- Opening Delimiter -

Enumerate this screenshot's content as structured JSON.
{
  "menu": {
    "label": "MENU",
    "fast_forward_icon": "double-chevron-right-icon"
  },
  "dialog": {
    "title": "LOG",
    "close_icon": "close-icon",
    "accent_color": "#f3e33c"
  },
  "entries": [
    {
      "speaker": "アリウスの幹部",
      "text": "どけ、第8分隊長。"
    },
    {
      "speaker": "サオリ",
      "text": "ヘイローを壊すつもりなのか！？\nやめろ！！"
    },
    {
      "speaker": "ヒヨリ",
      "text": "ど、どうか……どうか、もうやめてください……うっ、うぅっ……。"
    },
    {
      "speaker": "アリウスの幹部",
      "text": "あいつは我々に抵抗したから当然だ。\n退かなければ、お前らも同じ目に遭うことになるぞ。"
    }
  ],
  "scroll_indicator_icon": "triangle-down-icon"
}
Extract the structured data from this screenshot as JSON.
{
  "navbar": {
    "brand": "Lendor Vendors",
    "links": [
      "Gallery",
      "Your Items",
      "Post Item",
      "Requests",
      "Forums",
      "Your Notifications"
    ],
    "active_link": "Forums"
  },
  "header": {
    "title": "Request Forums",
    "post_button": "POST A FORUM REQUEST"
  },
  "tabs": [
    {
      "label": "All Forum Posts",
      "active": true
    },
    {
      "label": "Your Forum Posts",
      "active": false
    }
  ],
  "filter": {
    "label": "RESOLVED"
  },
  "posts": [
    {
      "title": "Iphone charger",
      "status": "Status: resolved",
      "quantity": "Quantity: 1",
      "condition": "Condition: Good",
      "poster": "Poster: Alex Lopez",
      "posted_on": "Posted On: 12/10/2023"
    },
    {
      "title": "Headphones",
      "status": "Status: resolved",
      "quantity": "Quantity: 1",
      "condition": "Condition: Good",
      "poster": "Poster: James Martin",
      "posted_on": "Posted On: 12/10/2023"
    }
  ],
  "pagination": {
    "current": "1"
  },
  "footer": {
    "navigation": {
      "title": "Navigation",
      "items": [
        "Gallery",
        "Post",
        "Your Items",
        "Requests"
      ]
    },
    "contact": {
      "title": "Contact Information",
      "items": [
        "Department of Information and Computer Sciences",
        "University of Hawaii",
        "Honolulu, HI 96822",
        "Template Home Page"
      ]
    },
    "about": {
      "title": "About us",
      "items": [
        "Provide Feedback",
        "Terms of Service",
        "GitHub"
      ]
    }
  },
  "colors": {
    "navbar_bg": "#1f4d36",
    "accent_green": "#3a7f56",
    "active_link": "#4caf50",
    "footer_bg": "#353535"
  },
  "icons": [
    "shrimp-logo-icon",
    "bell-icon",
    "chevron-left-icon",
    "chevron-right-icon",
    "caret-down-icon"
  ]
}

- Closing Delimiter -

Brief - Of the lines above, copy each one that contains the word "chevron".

Answer section -
    "fast_forward_icon": "double-chevron-right-icon"
    "chevron-left-icon",
    "chevron-right-icon",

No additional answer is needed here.